Denis Kovalevich: Certainly. First of all, it is a new open platform for all the open-minded active groups of the town, particularly those who have 30-50 years of work and life ahead of them and who have or are planning to start a business here. First and foremost, we are contributing by providing the space, secondly, introducing the format of the Boiling Point brand that adds a particular style and quality of communication in general. Our third contribution is through expert evaluation, since the Boiling Point acts as a connector to the All-Russian expert network, apparently the largest in the country for the time being. With its help, any town-related issue can be viewed through the lens of serious expert evaluation. For example, there is a great initiative called Troitsk.Sreda (translated as Troitsk.Environment) in the town put forward by a group of young people. They arrange negotiations, seminars, business games concerning the reconstruction of the central boulevard, square, and the Desna river embankment, involving the residents in the design of what is going to be built there. But the process lacks participation of people with experience from other places to share their versatile expertise.
What kind of projects are going to be discussed there?
Denis Kovalevich: Some of the key talks are going to be centered around the giant projects of the so-called School 2100, an educational institution for 2,000 people. The place has been defined, there is an architectural design, though logistics is still not quite clear. Will this school be any different in terms of the content of education from standard schools that we inherited from the Soviet Union? Will the modern formats of education be in place there? We are calling out an entire discussion panel for that matter. Another touchy topic is the Troitsk forests. For the most part, they were planted as nearly everything had been felled during the war. The forest belt is an important heritage of the town, and the ecological situation is still quite stable here. The new transport infrastructure is going to partly go through the forest. It makes no sense to resist it: without it, the town will be blocked in its development. But what is going to be done to compensate for the tree cutting required for the road construction? We purposefully invited an expert in urban biosystems and planted forests into the dialogue.
Generally speaking, is it possible, given the conditions, to program a structure of the city for innovations or adapt the existing one?
Denis Kovalevich: We can program it but any program will require sticking to certain margin conditions. The program extends over 70 years. So for the whole length of these 70 years we have to move in one direction without getting off the track. It is not an easy ride.
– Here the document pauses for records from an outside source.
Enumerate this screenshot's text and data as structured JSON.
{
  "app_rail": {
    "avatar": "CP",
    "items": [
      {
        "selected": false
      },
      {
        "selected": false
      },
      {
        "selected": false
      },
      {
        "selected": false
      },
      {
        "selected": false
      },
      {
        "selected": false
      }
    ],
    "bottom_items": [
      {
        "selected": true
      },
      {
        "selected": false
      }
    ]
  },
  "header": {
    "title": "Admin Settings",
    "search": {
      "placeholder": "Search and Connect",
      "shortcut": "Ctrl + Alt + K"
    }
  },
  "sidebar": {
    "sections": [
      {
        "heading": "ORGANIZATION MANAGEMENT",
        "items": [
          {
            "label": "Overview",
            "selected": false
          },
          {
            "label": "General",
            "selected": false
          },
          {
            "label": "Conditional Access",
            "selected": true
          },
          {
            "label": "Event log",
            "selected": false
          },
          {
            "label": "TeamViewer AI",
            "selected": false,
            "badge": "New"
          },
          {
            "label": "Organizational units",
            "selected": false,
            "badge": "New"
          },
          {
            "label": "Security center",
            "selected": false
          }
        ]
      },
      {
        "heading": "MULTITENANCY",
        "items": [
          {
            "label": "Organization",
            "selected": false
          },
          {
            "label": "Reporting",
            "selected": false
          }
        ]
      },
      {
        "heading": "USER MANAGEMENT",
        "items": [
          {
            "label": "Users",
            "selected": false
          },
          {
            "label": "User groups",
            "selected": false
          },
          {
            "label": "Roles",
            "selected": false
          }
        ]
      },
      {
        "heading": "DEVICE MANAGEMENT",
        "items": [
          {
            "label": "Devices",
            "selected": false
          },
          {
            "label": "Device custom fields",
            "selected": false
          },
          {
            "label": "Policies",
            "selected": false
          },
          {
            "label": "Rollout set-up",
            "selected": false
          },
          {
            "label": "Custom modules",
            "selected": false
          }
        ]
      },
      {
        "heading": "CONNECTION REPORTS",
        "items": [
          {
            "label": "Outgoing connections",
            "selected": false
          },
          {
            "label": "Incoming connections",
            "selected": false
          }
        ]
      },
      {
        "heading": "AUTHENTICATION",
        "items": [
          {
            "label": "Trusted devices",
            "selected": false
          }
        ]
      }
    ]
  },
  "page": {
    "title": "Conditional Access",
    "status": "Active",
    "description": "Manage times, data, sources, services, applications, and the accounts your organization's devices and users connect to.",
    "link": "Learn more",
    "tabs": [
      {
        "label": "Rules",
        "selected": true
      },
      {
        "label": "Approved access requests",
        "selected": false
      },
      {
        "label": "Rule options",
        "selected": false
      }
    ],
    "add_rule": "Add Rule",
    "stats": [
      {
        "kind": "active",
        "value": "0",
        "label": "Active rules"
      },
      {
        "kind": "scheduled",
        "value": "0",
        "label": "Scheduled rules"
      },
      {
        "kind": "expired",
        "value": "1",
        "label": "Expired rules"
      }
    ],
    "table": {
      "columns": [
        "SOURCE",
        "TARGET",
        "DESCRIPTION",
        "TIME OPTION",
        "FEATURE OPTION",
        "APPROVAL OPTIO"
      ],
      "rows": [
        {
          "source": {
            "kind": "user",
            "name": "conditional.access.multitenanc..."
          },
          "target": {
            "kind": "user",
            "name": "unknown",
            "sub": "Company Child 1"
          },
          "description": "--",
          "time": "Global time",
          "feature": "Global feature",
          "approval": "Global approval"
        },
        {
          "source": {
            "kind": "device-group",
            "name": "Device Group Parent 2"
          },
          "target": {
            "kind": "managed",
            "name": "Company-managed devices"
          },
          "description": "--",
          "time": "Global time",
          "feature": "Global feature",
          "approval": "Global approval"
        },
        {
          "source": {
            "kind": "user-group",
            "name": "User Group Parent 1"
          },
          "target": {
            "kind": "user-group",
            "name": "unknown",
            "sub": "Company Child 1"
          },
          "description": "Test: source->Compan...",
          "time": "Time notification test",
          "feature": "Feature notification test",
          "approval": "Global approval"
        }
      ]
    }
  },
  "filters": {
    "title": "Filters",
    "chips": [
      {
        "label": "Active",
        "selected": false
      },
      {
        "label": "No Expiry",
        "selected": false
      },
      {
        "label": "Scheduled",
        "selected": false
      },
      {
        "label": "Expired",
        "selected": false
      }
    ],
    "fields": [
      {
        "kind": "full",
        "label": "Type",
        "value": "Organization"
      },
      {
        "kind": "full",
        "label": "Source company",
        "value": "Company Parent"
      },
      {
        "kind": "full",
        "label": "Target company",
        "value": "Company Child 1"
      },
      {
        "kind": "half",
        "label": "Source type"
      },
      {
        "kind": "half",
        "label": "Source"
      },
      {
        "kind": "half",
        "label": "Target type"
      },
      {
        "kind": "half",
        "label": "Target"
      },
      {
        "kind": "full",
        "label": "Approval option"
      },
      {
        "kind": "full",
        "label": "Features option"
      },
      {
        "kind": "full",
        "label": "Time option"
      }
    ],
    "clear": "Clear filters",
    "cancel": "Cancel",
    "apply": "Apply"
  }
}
But that is how all known positive examples evolved. For example, the origin of Silicon Valley goes back to the 19th century, with its second “launch” in the 1940s.
Now about adaptation. There are some urban infrastructures that are seriously affected by new technologies or where these technologies can bring about a significant upgrade. For instance, Moscow is planning to arrange a bus depot just next door to TechnoSpark. Will it cater to electric transport or buses with combustion engines? I suppose the former will make more sense. Or, take another example, if the municipal engineering system is no longer functional in 5 years’ time, which entails pipe replacement by then, why laying old pipes designed at the beginning of the 20th century when you can use ones made of contemporary materials? Or in case of reconstruction of 16-story residential high-rises that don’t fall under renovation, why not do it using embedded solar panels? Or at least make calculations for a couple of houses to see how it will go and what it will stand at. It is exactly when the town faces the necessity to reconstruct outdated infrastructures that opens innovation opportunities.
Source: Rossiyskaya Gazeta Newspaper
Date: December 3, 2019